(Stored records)
--- START ---
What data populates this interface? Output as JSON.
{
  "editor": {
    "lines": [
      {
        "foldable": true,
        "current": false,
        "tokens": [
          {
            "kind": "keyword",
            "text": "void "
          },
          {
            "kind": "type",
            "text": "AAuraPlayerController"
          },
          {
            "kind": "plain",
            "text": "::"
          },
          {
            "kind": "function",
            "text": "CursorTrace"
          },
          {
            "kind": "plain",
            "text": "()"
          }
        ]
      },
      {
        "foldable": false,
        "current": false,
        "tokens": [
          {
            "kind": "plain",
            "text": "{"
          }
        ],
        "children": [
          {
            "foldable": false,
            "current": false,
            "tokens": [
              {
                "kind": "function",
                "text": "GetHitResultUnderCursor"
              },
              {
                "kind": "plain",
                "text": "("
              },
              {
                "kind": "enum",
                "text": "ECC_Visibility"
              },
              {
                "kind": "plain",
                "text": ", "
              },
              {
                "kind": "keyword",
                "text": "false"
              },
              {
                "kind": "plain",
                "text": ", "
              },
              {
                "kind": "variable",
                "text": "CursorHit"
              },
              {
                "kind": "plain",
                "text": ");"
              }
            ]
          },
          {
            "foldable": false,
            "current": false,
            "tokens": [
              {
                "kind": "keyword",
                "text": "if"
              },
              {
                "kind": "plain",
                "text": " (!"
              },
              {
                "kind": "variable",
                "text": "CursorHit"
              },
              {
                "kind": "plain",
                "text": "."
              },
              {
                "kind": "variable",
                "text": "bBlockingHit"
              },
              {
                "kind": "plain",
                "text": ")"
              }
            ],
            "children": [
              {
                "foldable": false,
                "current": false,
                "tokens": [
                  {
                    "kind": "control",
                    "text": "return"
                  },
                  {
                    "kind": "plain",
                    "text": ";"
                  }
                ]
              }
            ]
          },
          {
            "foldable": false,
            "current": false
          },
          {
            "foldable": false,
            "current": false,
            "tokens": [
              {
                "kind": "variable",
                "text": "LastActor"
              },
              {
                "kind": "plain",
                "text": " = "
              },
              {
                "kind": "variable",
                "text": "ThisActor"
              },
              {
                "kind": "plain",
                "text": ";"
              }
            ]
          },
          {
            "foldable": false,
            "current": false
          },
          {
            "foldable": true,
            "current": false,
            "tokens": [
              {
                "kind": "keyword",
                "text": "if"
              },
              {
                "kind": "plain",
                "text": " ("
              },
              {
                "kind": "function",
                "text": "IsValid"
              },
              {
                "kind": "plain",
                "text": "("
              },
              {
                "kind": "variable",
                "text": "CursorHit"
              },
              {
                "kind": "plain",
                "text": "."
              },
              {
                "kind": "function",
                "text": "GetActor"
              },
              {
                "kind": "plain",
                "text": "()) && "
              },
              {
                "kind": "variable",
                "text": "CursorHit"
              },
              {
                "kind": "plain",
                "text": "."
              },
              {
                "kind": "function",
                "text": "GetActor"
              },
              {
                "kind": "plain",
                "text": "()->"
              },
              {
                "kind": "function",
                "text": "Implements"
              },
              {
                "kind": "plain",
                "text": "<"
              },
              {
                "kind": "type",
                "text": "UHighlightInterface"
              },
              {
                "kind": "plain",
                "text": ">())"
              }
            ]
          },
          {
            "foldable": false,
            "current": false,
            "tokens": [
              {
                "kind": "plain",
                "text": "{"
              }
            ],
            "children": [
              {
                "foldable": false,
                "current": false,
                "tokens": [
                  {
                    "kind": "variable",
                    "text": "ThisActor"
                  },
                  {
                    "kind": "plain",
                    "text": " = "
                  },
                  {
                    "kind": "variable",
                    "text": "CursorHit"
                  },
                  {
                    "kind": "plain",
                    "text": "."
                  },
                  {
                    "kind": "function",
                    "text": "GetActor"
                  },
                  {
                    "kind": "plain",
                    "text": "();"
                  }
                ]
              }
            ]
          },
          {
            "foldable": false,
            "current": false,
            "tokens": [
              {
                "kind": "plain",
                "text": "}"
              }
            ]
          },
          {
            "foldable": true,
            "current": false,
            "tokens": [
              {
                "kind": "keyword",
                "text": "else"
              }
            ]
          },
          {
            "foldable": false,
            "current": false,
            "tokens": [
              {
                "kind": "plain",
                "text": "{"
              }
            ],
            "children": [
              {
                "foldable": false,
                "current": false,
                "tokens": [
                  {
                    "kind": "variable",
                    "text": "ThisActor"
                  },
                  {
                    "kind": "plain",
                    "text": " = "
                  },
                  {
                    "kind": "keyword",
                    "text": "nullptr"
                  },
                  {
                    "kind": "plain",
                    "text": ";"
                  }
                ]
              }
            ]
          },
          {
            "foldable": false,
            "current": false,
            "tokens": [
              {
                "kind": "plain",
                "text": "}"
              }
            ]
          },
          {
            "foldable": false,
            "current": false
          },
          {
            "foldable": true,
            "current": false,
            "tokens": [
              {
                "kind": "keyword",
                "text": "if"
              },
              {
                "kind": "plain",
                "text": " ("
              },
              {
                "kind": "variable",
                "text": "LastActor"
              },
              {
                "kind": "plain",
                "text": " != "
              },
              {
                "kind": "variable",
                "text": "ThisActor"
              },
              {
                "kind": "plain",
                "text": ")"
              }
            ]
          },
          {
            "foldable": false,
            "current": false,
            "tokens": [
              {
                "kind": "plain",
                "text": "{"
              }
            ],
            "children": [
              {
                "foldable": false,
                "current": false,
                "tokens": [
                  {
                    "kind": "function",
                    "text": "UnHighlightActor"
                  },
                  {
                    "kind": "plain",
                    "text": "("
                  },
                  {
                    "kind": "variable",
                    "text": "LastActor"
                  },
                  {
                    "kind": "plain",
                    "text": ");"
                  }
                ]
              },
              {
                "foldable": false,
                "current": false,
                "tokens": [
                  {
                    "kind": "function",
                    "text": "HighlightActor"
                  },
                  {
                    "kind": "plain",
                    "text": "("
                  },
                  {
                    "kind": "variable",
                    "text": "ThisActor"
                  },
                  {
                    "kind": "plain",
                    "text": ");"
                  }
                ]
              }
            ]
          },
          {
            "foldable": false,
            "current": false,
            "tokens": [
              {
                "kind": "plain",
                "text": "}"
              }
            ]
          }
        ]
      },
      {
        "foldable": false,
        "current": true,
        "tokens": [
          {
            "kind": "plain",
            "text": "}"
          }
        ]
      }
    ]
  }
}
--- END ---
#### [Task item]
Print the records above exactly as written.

#### [Your solution]
What data populates this interface? Output as JSON.
{
  "editor": {
    "lines": [
      {
        "foldable": true,
        "current": false,
        "tokens": [
          {
            "kind": "keyword",
            "text": "void "
          },
          {
            "kind": "type",
            "text": "AAuraPlayerController"
          },
          {
            "kind": "plain",
            "text": "::"
          },
          {
            "kind": "function",
            "text": "CursorTrace"
          },
          {
            "kind": "plain",
            "text": "()"
          }
        ]
      },
      {
        "foldable": false,
        "current": false,
        "tokens": [
          {
            "kind": "plain",
            "text": "{"
          }
        ],
        "children": [
          {
            "foldable": false,
            "current": false,
            "tokens": [
              {
                "kind": "function",
                "text": "GetHitResultUnderCursor"
              },
              {
                "kind": "plain",
                "text": "("
              },
              {
                "kind": "enum",
                "text": "ECC_Visibility"
              },
              {
                "kind": "plain",
                "text": ", "
              },
              {
                "kind": "keyword",
                "text": "false"
              },
              {
                "kind": "plain",
                "text": ", "
              },
              {
                "kind": "variable",
                "text": "CursorHit"
              },
              {
                "kind": "plain",
                "text": ");"
              }
            ]
          },
          {
            "foldable": false,
            "current": false,
            "tokens": [
              {
                "kind": "keyword",
                "text": "if"
              },
              {
                "kind": "plain",
                "text": " (!"
              },
              {
                "kind": "variable",
                "text": "CursorHit"
              },
              {
                "kind": "plain",
                "text": "."
              },
              {
                "kind": "variable",
                "text": "bBlockingHit"
              },
              {
                "kind": "plain",
                "text": ")"
              }
            ],
            "children": [
              {
                "foldable": false,
                "current": false,
                "tokens": [
                  {
                    "kind": "control",
                    "text": "return"
                  },
                  {
                    "kind": "plain",
                    "text": ";"
                  }
                ]
              }
            ]
          },
          {
            "foldable": false,
            "current": false
          },
          {
            "foldable": false,
            "current": false,
            "tokens": [
              {
                "kind": "variable",
                "text": "LastActor"
              },
              {
                "kind": "plain",
                "text": " = "
              },
              {
                "kind": "variable",
                "text": "ThisActor"
              },
              {
                "kind": "plain",
                "text": ";"
              }
            ]
          },
          {
            "foldable": false,
            "current": false
          },
          {
            "foldable": true,
            "current": false,
            "tokens": [
              {
                "kind": "keyword",
                "text": "if"
              },
              {
                "kind": "plain",
                "text": " ("
              },
              {
                "kind": "function",
                "text": "IsValid"
              },
              {
                "kind": "plain",
                "text": "("
              },
              {
                "kind": "variable",
                "text": "CursorHit"
              },
              {
                "kind": "plain",
                "text": "."
              },
              {
                "kind": "function",
                "text": "GetActor"
              },
              {
                "kind": "plain",
                "text": "()) && "
              },
              {
                "kind": "variable",
                "text": "CursorHit"
              },
              {
                "kind": "plain",
                "text": "."
              },
              {
                "kind": "function",
                "text": "GetActor"
              },
              {
                "kind": "plain",
                "text": "()->"
              },
              {
                "kind": "function",
                "text": "Implements"
              },
              {
                "kind": "plain",
                "text": "<"
              },
              {
                "kind": "type",
                "text": "UHighlightInterface"
              },
              {
                "kind": "plain",
                "text": ">())"
              }
            ]
          },
          {
            "foldable": false,
            "current": false,
            "tokens": [
              {
                "kind": "plain",
                "text": "{"
              }
            ],
            "children": [
              {
                "foldable": false,
                "current": false,
                "tokens": [
                  {
                    "kind": "variable",
                    "text": "ThisActor"
                  },
                  {
                    "kind": "plain",
                    "text": " = "
                  },
                  {
                    "kind": "variable",
                    "text": "CursorHit"
                  },
                  {
                    "kind": "plain",
                    "text": "."
                  },
                  {
                    "kind": "function",
                    "text": "GetActor"
                  },
                  {
                    "kind": "plain",
                    "text": "();"
                  }
                ]
              }
            ]
          },
          {
            "foldable": false,
            "current": false,
            "tokens": [
              {
                "kind": "plain",
                "text": "}"
              }
            ]
          },
          {
            "foldable": true,
            "current": false,
            "tokens": [
              {
                "kind": "keyword",
                "text": "else"
              }
            ]
          },
          {
            "foldable": false,
            "current": false,
            "tokens": [
              {
                "kind": "plain",
                "text": "{"
              }
            ],
            "children": [
              {
                "foldable": false,
                "current": false,
                "tokens": [
                  {
                    "kind": "variable",
                    "text": "ThisActor"
                  },
                  {
                    "kind": "plain",
                    "text": " = "
                  },
                  {
                    "kind": "keyword",
                    "text": "nullptr"
                  },
                  {
                    "kind": "plain",
                    "text": ";"
                  }
                ]
              }
            ]
          },
          {
            "foldable": false,
            "current": false,
            "tokens": [
              {
                "kind": "plain",
                "text": "}"
              }
            ]
          },
          {
            "foldable": false,
            "current": false
          },
          {
            "foldable": true,
            "current": false,
            "tokens": [
              {
                "kind": "keyword",
                "text": "if"
              },
              {
                "kind": "plain",
                "text": " ("
              },
              {
                "kind": "variable",
                "text": "LastActor"
              },
              {
                "kind": "plain",
                "text": " != "
              },
              {
                "kind": "variable",
                "text": "ThisActor"
              },
              {
                "kind": "plain",
                "text": ")"
              }
            ]
          },
          {
            "foldable": false,
            "current": false,
            "tokens": [
              {
                "kind": "plain",
                "text": "{"
              }
            ],
            "children": [
              {
                "foldable": false,
                "current": false,
                "tokens": [
                  {
                    "kind": "function",
                    "text": "UnHighlightActor"
                  },
                  {
                    "kind": "plain",
                    "text": "("
                  },
                  {
                    "kind": "variable",
                    "text": "LastActor"
                  },
                  {
                    "kind": "plain",
                    "text": ");"
                  }
                ]
              },
              {
                "foldable": false,
                "current": false,
                "tokens": [
                  {
                    "kind": "function",
                    "text": "HighlightActor"
                  },
                  {
                    "kind": "plain",
                    "text": "("
                  },
                  {
                    "kind": "variable",
                    "text": "ThisActor"
                  },
                  {
                    "kind": "plain",
                    "text": ");"
                  }
                ]
              }
            ]
          },
          {
            "foldable": false,
            "current": false,
            "tokens": [
              {
                "kind": "plain",
                "text": "}"
              }
            ]
          }
        ]
      },
      {
        "foldable": false,
        "current": true,
        "tokens": [
          {
            "kind": "plain",
            "text": "}"
          }
        ]
      }
    ]
  }
}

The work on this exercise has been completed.